Roddy Doyle has earned a devotedfollowing for his wry wit, his uncanny ear, and his ability to fully capturethe hearts of his characters. Bullfighting,his second collection of stories, offers thirteen bittersweet takes on men andmiddle-age, revealing a panorama of Ireland today. Moving from classrooms tolocal pubs to bullrings, these tales feature an array of men taking stock andreliving past glories, each concerned with loss in different ways—of theirplace in the world, of their power, their virility, health, and love.
“Recuperation” follows a man as hesets off on his daily prescribed walk around his neighborhood, the sightstriggering recollections of his family and his younger days. In “Animals,”George recalls caring for his children’s many pets and his heartfelt effort tospare them grief when they died or disappeared. The title story captures themixture of bravado and helplessness of four friends who go off to Spain onholiday.
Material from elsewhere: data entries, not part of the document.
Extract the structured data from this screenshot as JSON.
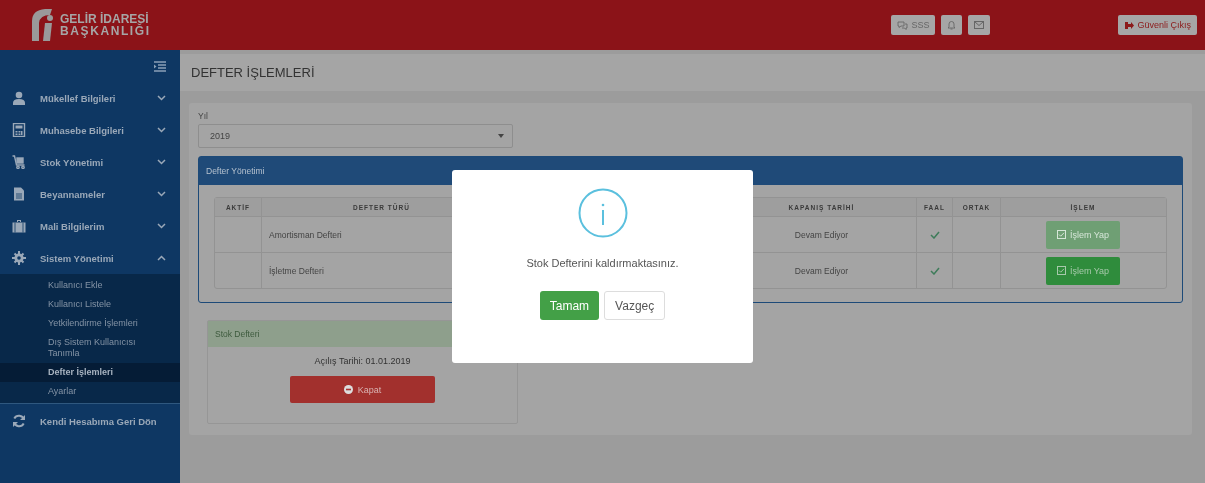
{
  "header": {
    "logo_lines": [
      "GELİR İDARESİ",
      "BAŞKANLIĞI"
    ],
    "buttons": [
      {
        "kind": "faq",
        "label": "SSS"
      },
      {
        "kind": "bell"
      },
      {
        "kind": "mail"
      }
    ],
    "logout": "Güvenli Çıkış"
  },
  "sidebar": {
    "items": [
      {
        "label": "Mükellef Bilgileri",
        "expanded": false
      },
      {
        "label": "Muhasebe Bilgileri",
        "expanded": false
      },
      {
        "label": "Stok Yönetimi",
        "expanded": false
      },
      {
        "label": "Beyannameler",
        "expanded": false
      },
      {
        "label": "Mali Bilgilerim",
        "expanded": false
      },
      {
        "label": "Sistem Yönetimi",
        "expanded": true,
        "children": [
          {
            "label": "Kullanıcı Ekle",
            "selected": false
          },
          {
            "label": "Kullanıcı Listele",
            "selected": false
          },
          {
            "label": "Yetkilendirme İşlemleri",
            "selected": false
          },
          {
            "label": "Dış Sistem Kullanıcısı Tanımla",
            "selected": false
          },
          {
            "label": "Defter İşlemleri",
            "selected": true
          },
          {
            "label": "Ayarlar",
            "selected": false
          }
        ]
      }
    ],
    "footer": "Kendi Hesabıma Geri Dön"
  },
  "page_title": "DEFTER İŞLEMLERİ",
  "year_field": {
    "label": "Yıl",
    "value": "2019"
  },
  "defter_panel": {
    "title": "Defter Yönetimi",
    "columns": [
      "AKTİF",
      "DEFTER TÜRÜ",
      "KAPANIŞ TARİHİ",
      "FAAL",
      "ORTAK",
      "İŞLEM"
    ],
    "rows": [
      {
        "type": "Amortisman Defteri",
        "closing": "Devam Ediyor",
        "faal": true,
        "action": "İşlem Yap",
        "disabled": true
      },
      {
        "type": "İşletme Defteri",
        "closing": "Devam Ediyor",
        "faal": true,
        "action": "İşlem Yap",
        "disabled": false
      }
    ]
  },
  "stock_card": {
    "title": "Stok Defteri",
    "opening": "Açılış Tarihi: 01.01.2019",
    "button": "Kapat"
  },
  "dialog": {
    "message": "Stok Defterini kaldırmaktasınız.",
    "confirm": "Tamam",
    "cancel": "Vazgeç"
  }
}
Sharply observed, funny, and moving,these thirteen stories present a new vision of contemporary Ireland, of itswoes and triumphs, and middle-aged men trying to break out of the routines oftheir lives.